Understand the impact of rising costs and inflation
Once you've approximated your annual spending, you need to assume that inflation will drive those costs higher over time. Inflation rates vary over time, but according to the U.S. Labor Department's Consumer Price Index (CPI), the 12-month change was 2.4% in July 2018. Because inflation rates typically outpace the interest rates offered on savings accounts, the bulk of your retirement assets should be invested in a diversified portfolio based on your risk tolerance, not stashed in a savings account.
Factor in health care costs
Future healthcare costs are one of the biggest unknowns for early retirees, because it's nearly impossible to predict what your future medical needs might be and what might happen to insurance costs in the future. However, if you already have ongoing medical needs or a chronic health condition, you'll want to budget accordingly and anticipate that insurance premiums, co-pays and prescription drug costs are likely to rise over time.
The future of the Affordable Care Act has yet to be determined, but, at least for now, you can use this HealthCare.gov calculator Opens in new window to see if your income qualifies you for subsidies on your insurance premiums. Medicare eligibility starts at age 65 and COBRA plans through an employer tend to be expensive, so many early retirees purchase health insurance through exchanges.
Know your withdrawal metric
How much money do you need? That depends on whom you ask and how much you plan to withdraw each year.
Some experts recommend using the 4% rule, which states you can withdraw 4% of your retirement savings each year and avoid running out of money because investment returns will hopefully offset withdrawals.

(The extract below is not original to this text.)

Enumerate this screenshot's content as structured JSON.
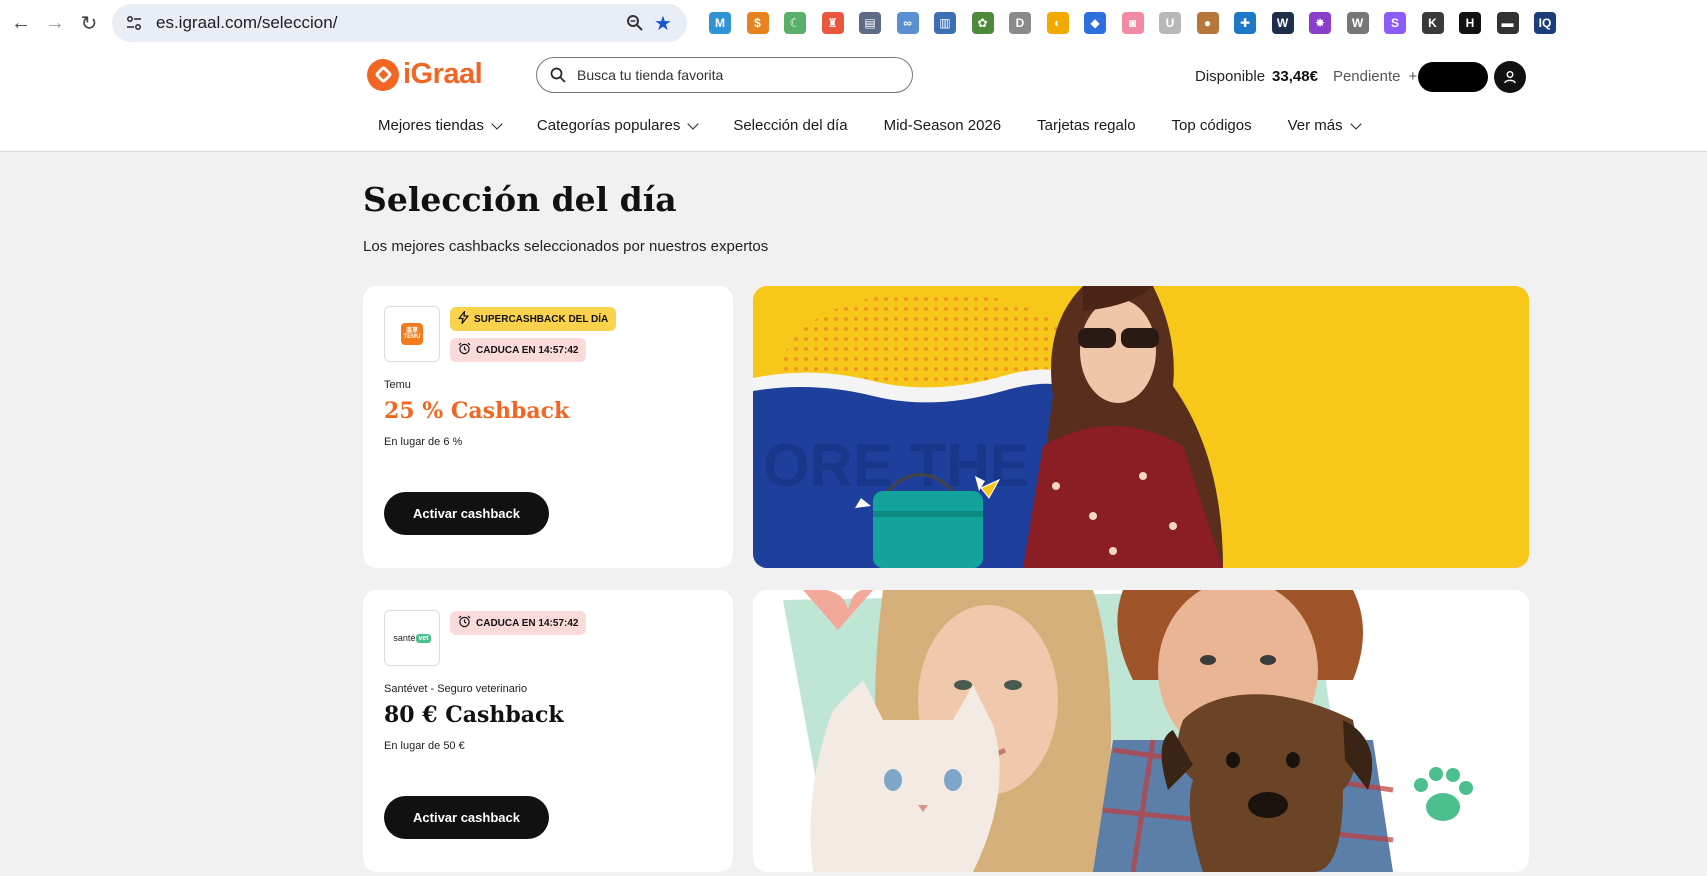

Other experts argue that the 4% rule was created in a time of higher market returns and does not apply to early retirees, who may need their money to last four or five decades instead of the traditional three. Instead, some early retirees use a more conservative withdrawal metric, such as the 10-year Treasury bond yield, which as of this writing was 2.87%.
Keep in mind that research shows the real returns of your portfolio over your first decade of retirement are a key indicator of whether it will be able to sustain you over your entire retirement. This is called sequence of return risk. The reason for this risk is that, with poor returns over the first 10 years, there's less money to compound and grow over the remainder of retirement.